- EXERCISE INPUT:
= Beginning of Section =
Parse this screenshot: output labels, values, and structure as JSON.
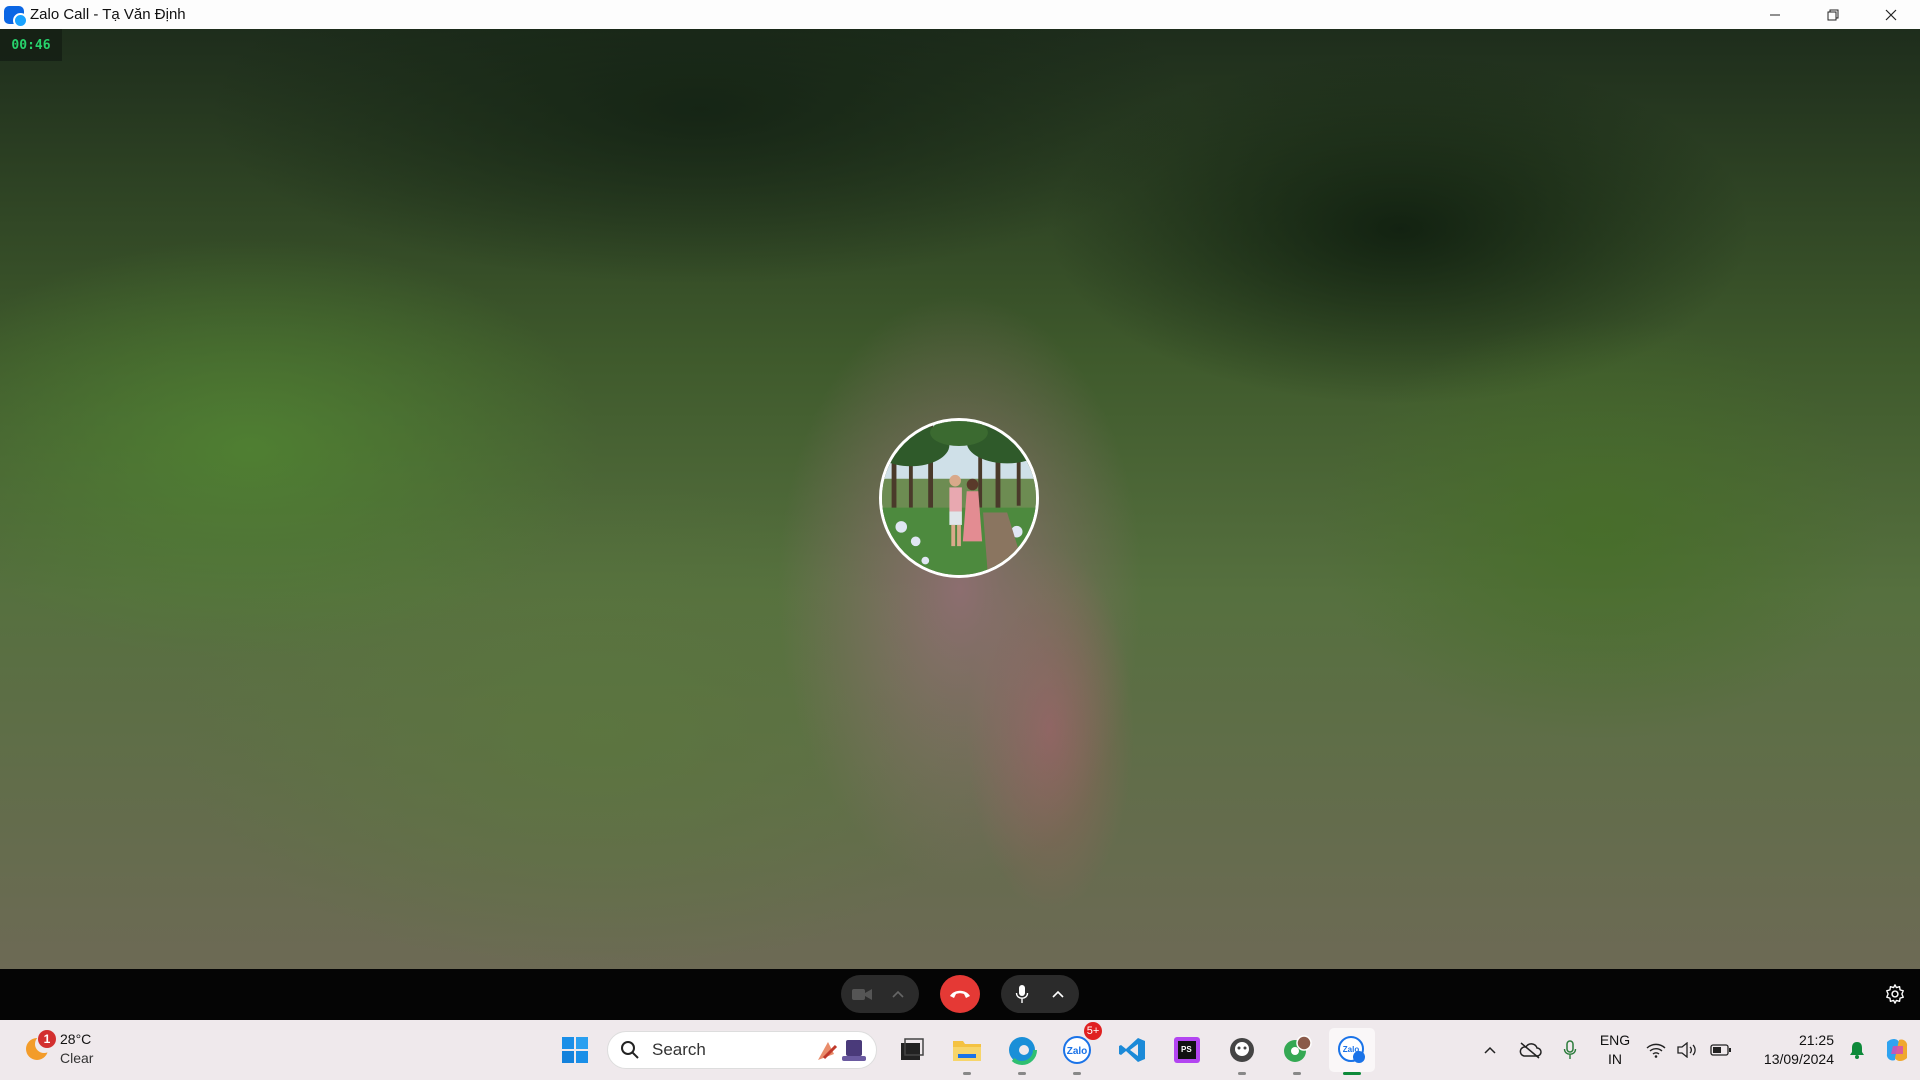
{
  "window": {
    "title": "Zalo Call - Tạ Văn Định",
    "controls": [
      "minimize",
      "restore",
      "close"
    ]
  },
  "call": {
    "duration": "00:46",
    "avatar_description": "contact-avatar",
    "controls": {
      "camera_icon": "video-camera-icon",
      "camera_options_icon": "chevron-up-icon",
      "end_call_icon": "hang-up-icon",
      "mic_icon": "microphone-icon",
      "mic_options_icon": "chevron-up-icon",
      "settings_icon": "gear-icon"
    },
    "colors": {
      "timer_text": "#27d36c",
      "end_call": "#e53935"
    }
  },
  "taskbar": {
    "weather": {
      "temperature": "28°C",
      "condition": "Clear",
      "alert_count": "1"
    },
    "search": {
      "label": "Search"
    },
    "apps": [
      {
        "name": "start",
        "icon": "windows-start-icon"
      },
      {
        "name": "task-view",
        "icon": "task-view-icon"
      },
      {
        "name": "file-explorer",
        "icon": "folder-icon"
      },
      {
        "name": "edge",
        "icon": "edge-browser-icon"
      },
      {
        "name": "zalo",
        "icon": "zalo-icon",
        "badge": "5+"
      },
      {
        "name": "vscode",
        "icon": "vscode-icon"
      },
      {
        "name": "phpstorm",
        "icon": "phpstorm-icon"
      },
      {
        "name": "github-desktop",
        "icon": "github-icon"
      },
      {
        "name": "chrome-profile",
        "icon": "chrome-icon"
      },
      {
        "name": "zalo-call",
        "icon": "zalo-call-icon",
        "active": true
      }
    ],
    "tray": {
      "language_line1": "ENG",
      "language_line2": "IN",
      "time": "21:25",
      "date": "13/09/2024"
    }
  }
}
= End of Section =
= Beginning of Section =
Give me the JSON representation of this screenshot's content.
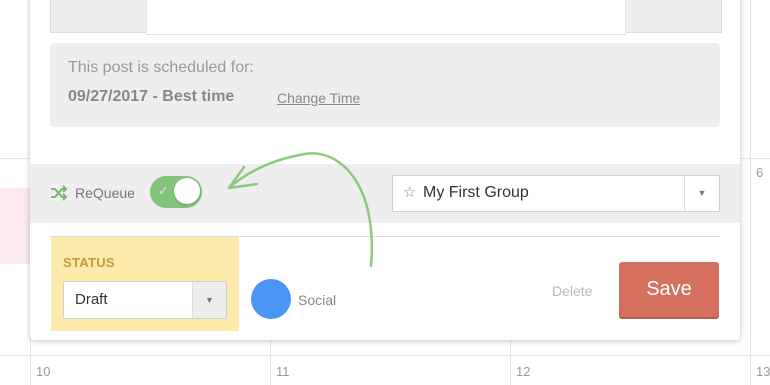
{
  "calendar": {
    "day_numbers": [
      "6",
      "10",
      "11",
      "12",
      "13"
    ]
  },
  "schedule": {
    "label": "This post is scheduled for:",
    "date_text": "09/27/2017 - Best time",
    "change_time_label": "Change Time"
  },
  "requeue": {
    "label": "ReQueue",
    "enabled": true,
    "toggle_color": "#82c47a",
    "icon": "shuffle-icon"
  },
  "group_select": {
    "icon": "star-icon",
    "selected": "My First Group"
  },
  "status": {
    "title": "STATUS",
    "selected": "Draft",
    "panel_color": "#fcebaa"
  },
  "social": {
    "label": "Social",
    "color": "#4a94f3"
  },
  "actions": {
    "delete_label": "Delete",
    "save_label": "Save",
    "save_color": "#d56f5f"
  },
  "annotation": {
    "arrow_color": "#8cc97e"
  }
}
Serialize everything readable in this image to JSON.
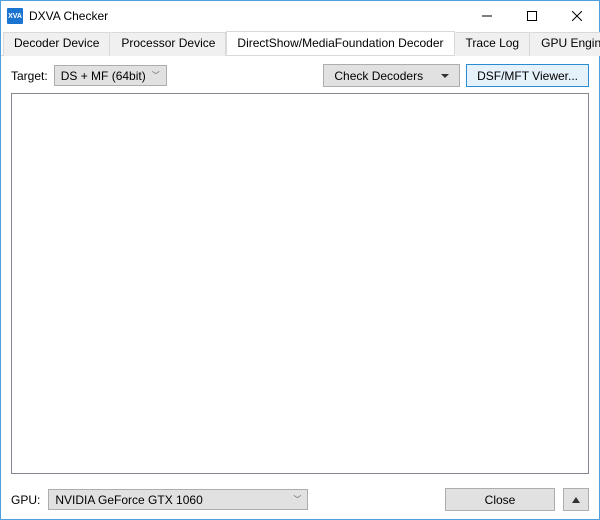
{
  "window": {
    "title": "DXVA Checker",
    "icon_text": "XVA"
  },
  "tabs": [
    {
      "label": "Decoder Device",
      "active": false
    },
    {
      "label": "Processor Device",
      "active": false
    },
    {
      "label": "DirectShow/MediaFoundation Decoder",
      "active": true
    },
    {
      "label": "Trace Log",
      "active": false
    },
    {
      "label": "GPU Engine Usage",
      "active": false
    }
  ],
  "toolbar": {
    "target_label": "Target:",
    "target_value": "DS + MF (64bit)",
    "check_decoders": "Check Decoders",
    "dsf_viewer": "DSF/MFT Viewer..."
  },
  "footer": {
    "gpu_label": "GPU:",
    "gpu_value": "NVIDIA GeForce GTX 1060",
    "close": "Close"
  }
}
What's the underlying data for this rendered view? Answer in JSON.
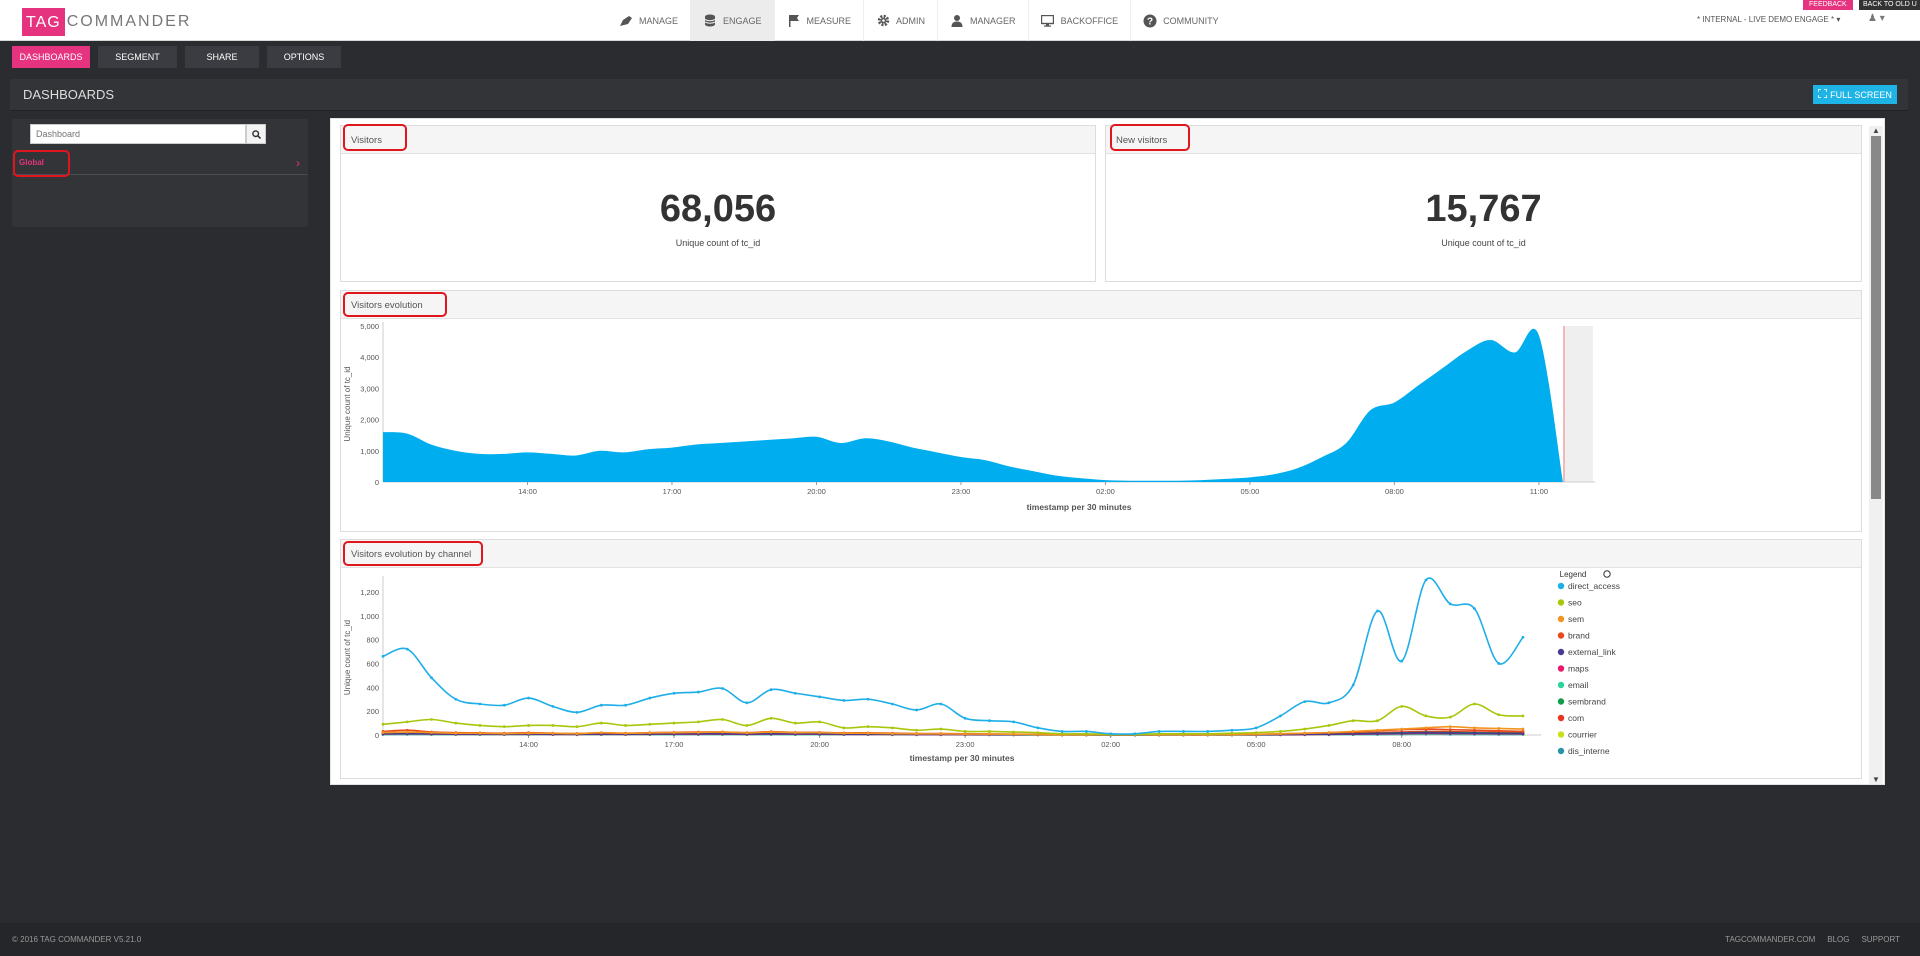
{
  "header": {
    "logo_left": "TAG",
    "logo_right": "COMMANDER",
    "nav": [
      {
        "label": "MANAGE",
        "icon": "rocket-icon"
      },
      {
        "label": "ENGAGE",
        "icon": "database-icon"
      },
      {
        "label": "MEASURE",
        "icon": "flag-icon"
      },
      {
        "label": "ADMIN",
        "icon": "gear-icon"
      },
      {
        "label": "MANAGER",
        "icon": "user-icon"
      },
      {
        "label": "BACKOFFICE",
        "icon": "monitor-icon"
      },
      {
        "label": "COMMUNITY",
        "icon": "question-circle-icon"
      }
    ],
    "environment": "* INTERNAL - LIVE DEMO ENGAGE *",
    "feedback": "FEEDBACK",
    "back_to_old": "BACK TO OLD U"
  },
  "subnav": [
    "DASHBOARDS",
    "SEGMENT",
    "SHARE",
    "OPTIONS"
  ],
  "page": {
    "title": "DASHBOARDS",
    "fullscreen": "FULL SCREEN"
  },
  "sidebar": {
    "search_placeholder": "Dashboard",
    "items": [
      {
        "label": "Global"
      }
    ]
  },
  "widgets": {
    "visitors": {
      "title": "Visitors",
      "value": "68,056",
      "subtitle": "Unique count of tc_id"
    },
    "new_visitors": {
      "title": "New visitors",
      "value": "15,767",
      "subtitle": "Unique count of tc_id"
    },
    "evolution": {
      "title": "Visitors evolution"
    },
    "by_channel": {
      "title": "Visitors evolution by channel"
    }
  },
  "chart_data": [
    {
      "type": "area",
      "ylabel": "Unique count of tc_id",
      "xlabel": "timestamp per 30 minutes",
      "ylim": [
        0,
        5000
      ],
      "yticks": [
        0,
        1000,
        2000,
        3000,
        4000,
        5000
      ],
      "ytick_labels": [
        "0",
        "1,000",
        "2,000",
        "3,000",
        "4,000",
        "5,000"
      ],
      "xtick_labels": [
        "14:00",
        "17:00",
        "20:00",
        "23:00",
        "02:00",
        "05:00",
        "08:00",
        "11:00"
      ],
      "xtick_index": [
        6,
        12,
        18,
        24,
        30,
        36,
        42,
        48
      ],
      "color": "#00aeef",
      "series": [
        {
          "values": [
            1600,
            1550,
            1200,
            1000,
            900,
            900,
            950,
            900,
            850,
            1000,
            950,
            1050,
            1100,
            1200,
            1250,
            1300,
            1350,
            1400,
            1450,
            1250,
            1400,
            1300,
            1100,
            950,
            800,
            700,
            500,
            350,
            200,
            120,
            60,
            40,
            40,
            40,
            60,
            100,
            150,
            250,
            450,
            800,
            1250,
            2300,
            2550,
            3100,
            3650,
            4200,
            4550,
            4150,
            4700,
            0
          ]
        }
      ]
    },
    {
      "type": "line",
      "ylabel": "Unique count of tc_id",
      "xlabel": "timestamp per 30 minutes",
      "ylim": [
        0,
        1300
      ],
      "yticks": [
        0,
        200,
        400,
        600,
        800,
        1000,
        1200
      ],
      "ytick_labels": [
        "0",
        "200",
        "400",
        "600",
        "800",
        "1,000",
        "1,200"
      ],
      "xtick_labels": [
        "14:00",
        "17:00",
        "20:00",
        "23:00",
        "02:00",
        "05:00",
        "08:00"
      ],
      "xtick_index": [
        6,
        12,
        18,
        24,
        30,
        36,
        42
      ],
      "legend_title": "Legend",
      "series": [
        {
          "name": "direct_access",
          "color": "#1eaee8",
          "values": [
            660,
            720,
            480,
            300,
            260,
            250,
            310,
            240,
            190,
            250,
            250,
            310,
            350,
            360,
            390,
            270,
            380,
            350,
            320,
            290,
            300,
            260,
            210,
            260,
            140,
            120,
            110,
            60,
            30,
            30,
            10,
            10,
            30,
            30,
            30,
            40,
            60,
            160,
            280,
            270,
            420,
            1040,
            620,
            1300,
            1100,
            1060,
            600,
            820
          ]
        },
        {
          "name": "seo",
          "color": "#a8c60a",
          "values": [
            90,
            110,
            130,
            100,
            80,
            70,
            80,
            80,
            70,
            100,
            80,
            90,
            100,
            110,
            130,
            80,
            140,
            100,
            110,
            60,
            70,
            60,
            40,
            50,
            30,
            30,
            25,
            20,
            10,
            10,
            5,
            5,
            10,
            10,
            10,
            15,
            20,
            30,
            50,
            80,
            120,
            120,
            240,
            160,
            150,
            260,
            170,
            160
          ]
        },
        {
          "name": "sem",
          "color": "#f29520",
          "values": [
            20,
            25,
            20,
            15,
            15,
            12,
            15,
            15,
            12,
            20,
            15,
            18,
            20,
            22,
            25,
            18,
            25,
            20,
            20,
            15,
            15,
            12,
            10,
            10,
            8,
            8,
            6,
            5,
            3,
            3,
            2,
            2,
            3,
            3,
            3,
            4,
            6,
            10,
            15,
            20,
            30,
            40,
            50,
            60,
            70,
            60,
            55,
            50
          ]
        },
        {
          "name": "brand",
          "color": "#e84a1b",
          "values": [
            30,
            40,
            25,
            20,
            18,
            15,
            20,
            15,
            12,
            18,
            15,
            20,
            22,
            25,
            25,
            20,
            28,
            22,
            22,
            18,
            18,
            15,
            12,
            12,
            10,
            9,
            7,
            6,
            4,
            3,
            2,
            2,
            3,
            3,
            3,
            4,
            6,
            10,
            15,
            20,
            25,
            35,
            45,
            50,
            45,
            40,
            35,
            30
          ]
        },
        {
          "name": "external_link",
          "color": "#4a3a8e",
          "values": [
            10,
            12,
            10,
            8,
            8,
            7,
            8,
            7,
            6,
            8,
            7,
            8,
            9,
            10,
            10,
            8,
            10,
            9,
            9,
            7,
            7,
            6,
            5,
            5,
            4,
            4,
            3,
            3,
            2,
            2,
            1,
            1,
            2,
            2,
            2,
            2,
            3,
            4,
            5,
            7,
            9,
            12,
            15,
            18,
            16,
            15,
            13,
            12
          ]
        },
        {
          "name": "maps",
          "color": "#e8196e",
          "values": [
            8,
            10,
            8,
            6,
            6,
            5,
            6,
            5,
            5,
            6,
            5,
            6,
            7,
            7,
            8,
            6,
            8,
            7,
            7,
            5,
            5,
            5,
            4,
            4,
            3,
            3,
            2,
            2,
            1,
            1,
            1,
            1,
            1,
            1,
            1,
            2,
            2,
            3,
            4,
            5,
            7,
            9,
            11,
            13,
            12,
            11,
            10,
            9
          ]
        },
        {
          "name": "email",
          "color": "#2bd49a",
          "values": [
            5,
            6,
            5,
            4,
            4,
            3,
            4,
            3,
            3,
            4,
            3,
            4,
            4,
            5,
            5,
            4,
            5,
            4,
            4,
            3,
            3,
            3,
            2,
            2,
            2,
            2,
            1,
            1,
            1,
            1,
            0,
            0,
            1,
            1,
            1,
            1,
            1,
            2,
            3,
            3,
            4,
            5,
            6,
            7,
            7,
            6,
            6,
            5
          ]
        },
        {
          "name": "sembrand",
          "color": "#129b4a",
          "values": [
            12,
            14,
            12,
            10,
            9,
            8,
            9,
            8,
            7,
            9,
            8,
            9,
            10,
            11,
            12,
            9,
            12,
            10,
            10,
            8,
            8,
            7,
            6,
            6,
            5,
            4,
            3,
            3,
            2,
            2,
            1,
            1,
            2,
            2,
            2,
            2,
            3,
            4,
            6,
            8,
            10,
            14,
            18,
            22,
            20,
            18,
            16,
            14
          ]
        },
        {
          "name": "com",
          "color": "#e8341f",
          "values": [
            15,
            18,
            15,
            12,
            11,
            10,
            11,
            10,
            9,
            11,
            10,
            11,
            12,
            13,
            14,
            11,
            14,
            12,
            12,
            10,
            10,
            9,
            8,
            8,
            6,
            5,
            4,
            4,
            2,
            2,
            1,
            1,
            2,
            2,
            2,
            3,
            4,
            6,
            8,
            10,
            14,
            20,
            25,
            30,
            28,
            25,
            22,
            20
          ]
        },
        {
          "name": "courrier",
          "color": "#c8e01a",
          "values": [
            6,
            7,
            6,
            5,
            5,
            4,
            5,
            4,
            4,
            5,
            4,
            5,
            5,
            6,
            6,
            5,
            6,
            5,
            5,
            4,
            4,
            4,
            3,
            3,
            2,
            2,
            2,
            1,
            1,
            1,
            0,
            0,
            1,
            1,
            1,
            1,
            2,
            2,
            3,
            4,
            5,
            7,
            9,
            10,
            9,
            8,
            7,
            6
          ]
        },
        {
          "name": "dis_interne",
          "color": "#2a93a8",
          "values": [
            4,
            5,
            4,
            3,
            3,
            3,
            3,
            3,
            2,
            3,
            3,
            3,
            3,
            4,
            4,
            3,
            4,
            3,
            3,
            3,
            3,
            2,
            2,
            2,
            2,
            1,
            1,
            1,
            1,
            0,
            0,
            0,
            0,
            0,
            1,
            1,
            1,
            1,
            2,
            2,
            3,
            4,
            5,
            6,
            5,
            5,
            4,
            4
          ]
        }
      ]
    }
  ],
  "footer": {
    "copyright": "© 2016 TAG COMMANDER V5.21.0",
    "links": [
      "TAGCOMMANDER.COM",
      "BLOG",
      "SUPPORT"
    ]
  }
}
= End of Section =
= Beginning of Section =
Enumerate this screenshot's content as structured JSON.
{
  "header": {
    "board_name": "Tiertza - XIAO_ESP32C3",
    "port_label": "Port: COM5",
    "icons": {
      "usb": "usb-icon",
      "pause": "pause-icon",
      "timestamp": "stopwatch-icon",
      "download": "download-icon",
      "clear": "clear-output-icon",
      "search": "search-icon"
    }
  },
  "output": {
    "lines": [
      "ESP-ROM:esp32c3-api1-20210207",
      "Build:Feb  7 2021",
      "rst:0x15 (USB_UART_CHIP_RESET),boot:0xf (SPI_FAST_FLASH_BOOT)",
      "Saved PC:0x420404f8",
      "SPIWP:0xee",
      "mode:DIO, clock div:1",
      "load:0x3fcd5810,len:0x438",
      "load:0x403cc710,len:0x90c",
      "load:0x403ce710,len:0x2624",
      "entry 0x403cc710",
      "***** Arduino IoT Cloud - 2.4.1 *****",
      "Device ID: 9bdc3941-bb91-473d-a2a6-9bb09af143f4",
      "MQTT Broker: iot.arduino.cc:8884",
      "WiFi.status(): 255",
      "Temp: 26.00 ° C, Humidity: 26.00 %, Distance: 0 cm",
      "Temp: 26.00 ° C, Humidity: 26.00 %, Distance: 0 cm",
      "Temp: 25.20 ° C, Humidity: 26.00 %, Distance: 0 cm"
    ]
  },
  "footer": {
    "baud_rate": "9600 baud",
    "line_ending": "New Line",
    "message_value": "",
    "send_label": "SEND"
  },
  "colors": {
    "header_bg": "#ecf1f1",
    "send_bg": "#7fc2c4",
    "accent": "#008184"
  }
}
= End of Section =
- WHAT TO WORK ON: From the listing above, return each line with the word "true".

- WRITTEN SOLUTION:
        "active": true
    "enabled": true,
      "active": true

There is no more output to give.